◆ EXERCISE INSTRUCTIONS
Print each line of the listing once more, precisely as given.

◆ DATA EXTRACTS
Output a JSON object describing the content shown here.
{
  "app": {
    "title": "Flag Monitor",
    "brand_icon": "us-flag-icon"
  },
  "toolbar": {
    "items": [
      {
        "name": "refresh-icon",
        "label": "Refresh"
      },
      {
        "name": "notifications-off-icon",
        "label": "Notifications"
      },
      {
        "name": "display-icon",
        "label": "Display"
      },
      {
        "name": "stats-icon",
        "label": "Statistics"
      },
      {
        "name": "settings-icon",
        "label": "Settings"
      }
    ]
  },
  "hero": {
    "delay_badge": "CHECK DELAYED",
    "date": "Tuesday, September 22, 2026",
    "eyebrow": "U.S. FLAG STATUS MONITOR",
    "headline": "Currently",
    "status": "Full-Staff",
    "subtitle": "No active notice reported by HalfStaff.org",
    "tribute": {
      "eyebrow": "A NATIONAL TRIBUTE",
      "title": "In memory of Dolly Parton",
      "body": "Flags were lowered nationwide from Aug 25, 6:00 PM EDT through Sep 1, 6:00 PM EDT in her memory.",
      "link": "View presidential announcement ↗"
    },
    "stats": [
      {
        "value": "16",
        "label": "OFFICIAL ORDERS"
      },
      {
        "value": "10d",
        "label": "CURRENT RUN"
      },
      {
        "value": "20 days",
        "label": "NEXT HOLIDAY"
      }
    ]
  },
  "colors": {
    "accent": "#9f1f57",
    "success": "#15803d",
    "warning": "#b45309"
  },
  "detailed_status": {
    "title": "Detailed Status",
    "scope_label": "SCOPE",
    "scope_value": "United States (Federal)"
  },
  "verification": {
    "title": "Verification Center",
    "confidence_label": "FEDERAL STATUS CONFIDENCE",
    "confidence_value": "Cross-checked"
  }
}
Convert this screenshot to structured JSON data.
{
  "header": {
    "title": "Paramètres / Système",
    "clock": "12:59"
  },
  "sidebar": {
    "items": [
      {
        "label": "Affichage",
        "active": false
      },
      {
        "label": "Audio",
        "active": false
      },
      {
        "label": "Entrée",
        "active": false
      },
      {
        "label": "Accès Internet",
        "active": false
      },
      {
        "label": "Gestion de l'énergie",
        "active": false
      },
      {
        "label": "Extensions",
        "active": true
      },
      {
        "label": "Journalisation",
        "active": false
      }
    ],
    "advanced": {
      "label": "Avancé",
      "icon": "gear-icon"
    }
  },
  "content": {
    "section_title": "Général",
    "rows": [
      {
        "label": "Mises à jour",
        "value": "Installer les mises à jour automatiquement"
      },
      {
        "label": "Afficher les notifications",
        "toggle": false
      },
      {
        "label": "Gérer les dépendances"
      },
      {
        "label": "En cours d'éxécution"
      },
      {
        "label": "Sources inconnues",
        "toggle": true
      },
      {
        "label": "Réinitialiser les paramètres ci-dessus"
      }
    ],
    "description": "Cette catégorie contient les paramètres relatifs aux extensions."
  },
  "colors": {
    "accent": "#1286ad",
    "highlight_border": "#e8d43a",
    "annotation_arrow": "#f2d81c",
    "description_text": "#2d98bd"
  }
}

◆ PROBLEM SOLUTION
Output a JSON object describing the content shown here.
{
  "app": {
    "title": "Flag Monitor",
    "brand_icon": "us-flag-icon"
  },
  "toolbar": {
    "items": [
      {
        "name": "refresh-icon",
        "label": "Refresh"
      },
      {
        "name": "notifications-off-icon",
        "label": "Notifications"
      },
      {
        "name": "display-icon",
        "label": "Display"
      },
      {
        "name": "stats-icon",
        "label": "Statistics"
      },
      {
        "name": "settings-icon",
        "label": "Settings"
      }
    ]
  },
  "hero": {
    "delay_badge": "CHECK DELAYED",
    "date": "Tuesday, September 22, 2026",
    "eyebrow": "U.S. FLAG STATUS MONITOR",
    "headline": "Currently",
    "status": "Full-Staff",
    "subtitle": "No active notice reported by HalfStaff.org",
    "tribute": {
      "eyebrow": "A NATIONAL TRIBUTE",
      "title": "In memory of Dolly Parton",
      "body": "Flags were lowered nationwide from Aug 25, 6:00 PM EDT through Sep 1, 6:00 PM EDT in her memory.",
      "link": "View presidential announcement ↗"
    },
    "stats": [
      {
        "value": "16",
        "label": "OFFICIAL ORDERS"
      },
      {
        "value": "10d",
        "label": "CURRENT RUN"
      },
      {
        "value": "20 days",
        "label": "NEXT HOLIDAY"
      }
    ]
  },
  "colors": {
    "accent": "#9f1f57",
    "success": "#15803d",
    "warning": "#b45309"
  },
  "detailed_status": {
    "title": "Detailed Status",
    "scope_label": "SCOPE",
    "scope_value": "United States (Federal)"
  },
  "verification": {
    "title": "Verification Center",
    "confidence_label": "FEDERAL STATUS CONFIDENCE",
    "confidence_value": "Cross-checked"
  }
}
Convert this screenshot to structured JSON data.
{
  "header": {
    "title": "Paramètres / Système",
    "clock": "12:59"
  },
  "sidebar": {
    "items": [
      {
        "label": "Affichage",
        "active": false
      },
      {
        "label": "Audio",
        "active": false
      },
      {
        "label": "Entrée",
        "active": false
      },
      {
        "label": "Accès Internet",
        "active": false
      },
      {
        "label": "Gestion de l'énergie",
        "active": false
      },
      {
        "label": "Extensions",
        "active": true
      },
      {
        "label": "Journalisation",
        "active": false
      }
    ],
    "advanced": {
      "label": "Avancé",
      "icon": "gear-icon"
    }
  },
  "content": {
    "section_title": "Général",
    "rows": [
      {
        "label": "Mises à jour",
        "value": "Installer les mises à jour automatiquement"
      },
      {
        "label": "Afficher les notifications",
        "toggle": false
      },
      {
        "label": "Gérer les dépendances"
      },
      {
        "label": "En cours d'éxécution"
      },
      {
        "label": "Sources inconnues",
        "toggle": true
      },
      {
        "label": "Réinitialiser les paramètres ci-dessus"
      }
    ],
    "description": "Cette catégorie contient les paramètres relatifs aux extensions."
  },
  "colors": {
    "accent": "#1286ad",
    "highlight_border": "#e8d43a",
    "annotation_arrow": "#f2d81c",
    "description_text": "#2d98bd"
  }
}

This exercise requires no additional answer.